▸ What is expected: Copy out the listing below so that each line matches exactly.

▸ Data supplied:

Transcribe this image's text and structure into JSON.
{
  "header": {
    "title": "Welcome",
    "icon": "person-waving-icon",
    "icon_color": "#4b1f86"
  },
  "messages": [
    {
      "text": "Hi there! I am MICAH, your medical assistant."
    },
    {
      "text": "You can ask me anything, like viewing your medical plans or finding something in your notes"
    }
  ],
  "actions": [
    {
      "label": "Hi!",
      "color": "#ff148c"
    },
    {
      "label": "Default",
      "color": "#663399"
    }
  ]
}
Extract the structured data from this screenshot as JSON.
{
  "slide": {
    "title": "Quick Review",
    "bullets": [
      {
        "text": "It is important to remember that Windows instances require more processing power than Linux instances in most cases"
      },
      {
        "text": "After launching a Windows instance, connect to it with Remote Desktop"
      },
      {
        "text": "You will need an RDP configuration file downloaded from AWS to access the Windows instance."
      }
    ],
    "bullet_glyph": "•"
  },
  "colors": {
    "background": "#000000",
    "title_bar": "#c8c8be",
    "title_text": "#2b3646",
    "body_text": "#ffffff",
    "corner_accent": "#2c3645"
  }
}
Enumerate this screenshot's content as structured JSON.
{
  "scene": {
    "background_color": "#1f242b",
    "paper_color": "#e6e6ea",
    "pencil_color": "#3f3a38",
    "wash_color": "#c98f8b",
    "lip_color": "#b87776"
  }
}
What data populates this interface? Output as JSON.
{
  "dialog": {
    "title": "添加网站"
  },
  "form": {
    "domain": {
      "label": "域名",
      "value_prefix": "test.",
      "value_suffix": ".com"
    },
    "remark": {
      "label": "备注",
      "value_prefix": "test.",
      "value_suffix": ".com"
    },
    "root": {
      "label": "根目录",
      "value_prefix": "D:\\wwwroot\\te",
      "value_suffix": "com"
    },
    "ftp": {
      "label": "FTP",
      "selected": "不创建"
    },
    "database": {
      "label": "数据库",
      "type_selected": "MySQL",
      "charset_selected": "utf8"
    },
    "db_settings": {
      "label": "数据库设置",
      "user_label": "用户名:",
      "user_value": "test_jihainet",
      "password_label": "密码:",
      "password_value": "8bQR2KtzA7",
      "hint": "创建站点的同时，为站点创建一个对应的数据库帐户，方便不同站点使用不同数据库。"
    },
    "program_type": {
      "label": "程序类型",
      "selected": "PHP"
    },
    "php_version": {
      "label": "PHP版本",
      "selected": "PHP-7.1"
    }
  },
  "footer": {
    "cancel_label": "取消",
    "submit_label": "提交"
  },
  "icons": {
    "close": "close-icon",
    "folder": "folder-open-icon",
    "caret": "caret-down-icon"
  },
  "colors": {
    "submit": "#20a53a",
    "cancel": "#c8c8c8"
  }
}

▸ Written solution:
Transcribe this image's text and structure into JSON.
{
  "header": {
    "title": "Welcome",
    "icon": "person-waving-icon",
    "icon_color": "#4b1f86"
  },
  "messages": [
    {
      "text": "Hi there! I am MICAH, your medical assistant."
    },
    {
      "text": "You can ask me anything, like viewing your medical plans or finding something in your notes"
    }
  ],
  "actions": [
    {
      "label": "Hi!",
      "color": "#ff148c"
    },
    {
      "label": "Default",
      "color": "#663399"
    }
  ]
}
Extract the structured data from this screenshot as JSON.
{
  "slide": {
    "title": "Quick Review",
    "bullets": [
      {
        "text": "It is important to remember that Windows instances require more processing power than Linux instances in most cases"
      },
      {
        "text": "After launching a Windows instance, connect to it with Remote Desktop"
      },
      {
        "text": "You will need an RDP configuration file downloaded from AWS to access the Windows instance."
      }
    ],
    "bullet_glyph": "•"
  },
  "colors": {
    "background": "#000000",
    "title_bar": "#c8c8be",
    "title_text": "#2b3646",
    "body_text": "#ffffff",
    "corner_accent": "#2c3645"
  }
}
Enumerate this screenshot's content as structured JSON.
{
  "scene": {
    "background_color": "#1f242b",
    "paper_color": "#e6e6ea",
    "pencil_color": "#3f3a38",
    "wash_color": "#c98f8b",
    "lip_color": "#b87776"
  }
}
What data populates this interface? Output as JSON.
{
  "dialog": {
    "title": "添加网站"
  },
  "form": {
    "domain": {
      "label": "域名",
      "value_prefix": "test.",
      "value_suffix": ".com"
    },
    "remark": {
      "label": "备注",
      "value_prefix": "test.",
      "value_suffix": ".com"
    },
    "root": {
      "label": "根目录",
      "value_prefix": "D:\\wwwroot\\te",
      "value_suffix": "com"
    },
    "ftp": {
      "label": "FTP",
      "selected": "不创建"
    },
    "database": {
      "label": "数据库",
      "type_selected": "MySQL",
      "charset_selected": "utf8"
    },
    "db_settings": {
      "label": "数据库设置",
      "user_label": "用户名:",
      "user_value": "test_jihainet",
      "password_label": "密码:",
      "password_value": "8bQR2KtzA7",
      "hint": "创建站点的同时，为站点创建一个对应的数据库帐户，方便不同站点使用不同数据库。"
    },
    "program_type": {
      "label": "程序类型",
      "selected": "PHP"
    },
    "php_version": {
      "label": "PHP版本",
      "selected": "PHP-7.1"
    }
  },
  "footer": {
    "cancel_label": "取消",
    "submit_label": "提交"
  },
  "icons": {
    "close": "close-icon",
    "folder": "folder-open-icon",
    "caret": "caret-down-icon"
  },
  "colors": {
    "submit": "#20a53a",
    "cancel": "#c8c8c8"
  }
}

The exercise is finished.